Definitions of modesty are actually more culturally based than people realize. The new testament focuses on modesty in a spiritual framework, rather than an absolutely focusing on specific attire. Both Paul (1 Timothy 2:9-10) and Peter (1 Peter 3:3) say that women should apply the concept of modesty to their motivations, and focus on inner beauty, rather than drawing attention by being too flashy in their dress. In other words, if a woman is wearing clothes to seduce men, or to shame poorer women, then she is in sin. Otherwise, clothes are clothes as long they are covering naked body parts. Common sense should tell people what is and isn’t appropriate.
Some argue that “girding up the loins” represents pants and was something that only men did, so women shouldn’t were pants because they never “girded their loins”. Girding one’s loins was done when someone needed to do physically intense labor, run from danger, etc. The implication is that only men would have needed to gird their loins, however, this is historically false and biblically doesn’t work. Proverbs 31 talks about the virtuous woman, and mentions that she “girdeth her loins with strength, and strengtheneth her arms”. Other translates say she “throws herself into her work”, this implies that women did do laborious tasks that required girding, and a virtuous woman is a hard worker. In Luke 12:35, Jesus (talking to everyone) says to be like servants awaiting their master and have your “loins girded” in preparation for his return. This was more of an analogy but the reference it to a physical action that they were all familiar with and capable of. Likewise, Ephesians 6:14 uses a reference to military armor as an analogy for spiritual attributes that believers have, and says to have “your loins girt about with truth”. 1 Peter 1:13, says to “gird the loins” of your mind, as a reference to mental focus on a task.
An article on the subject:

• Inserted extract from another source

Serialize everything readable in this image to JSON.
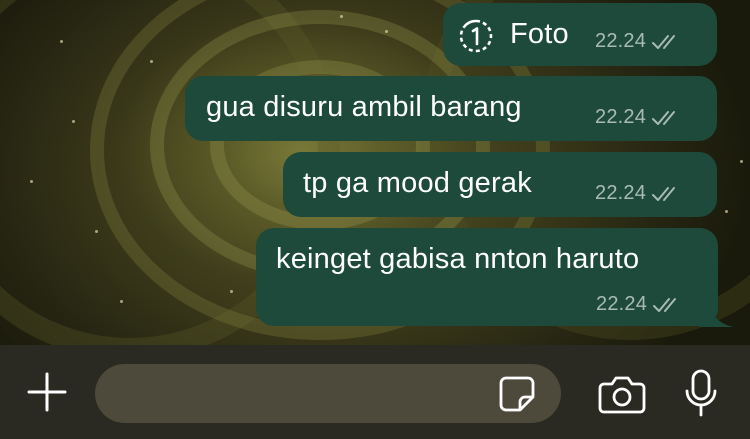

“If a woman is not to have an article of clothing made for her to wear that was originally made for men, such as pants, then that should pertain to ALL clothing. This should then apply to t-shirts, which were originally made for GIs in WWII, and even more so if you are to take that this scripture is making specific references to garments of war. This rule should also apply to other articles of clothing originally made for men such as baseball caps, team jerseys, work boots, and certain styles of coats and jackets.”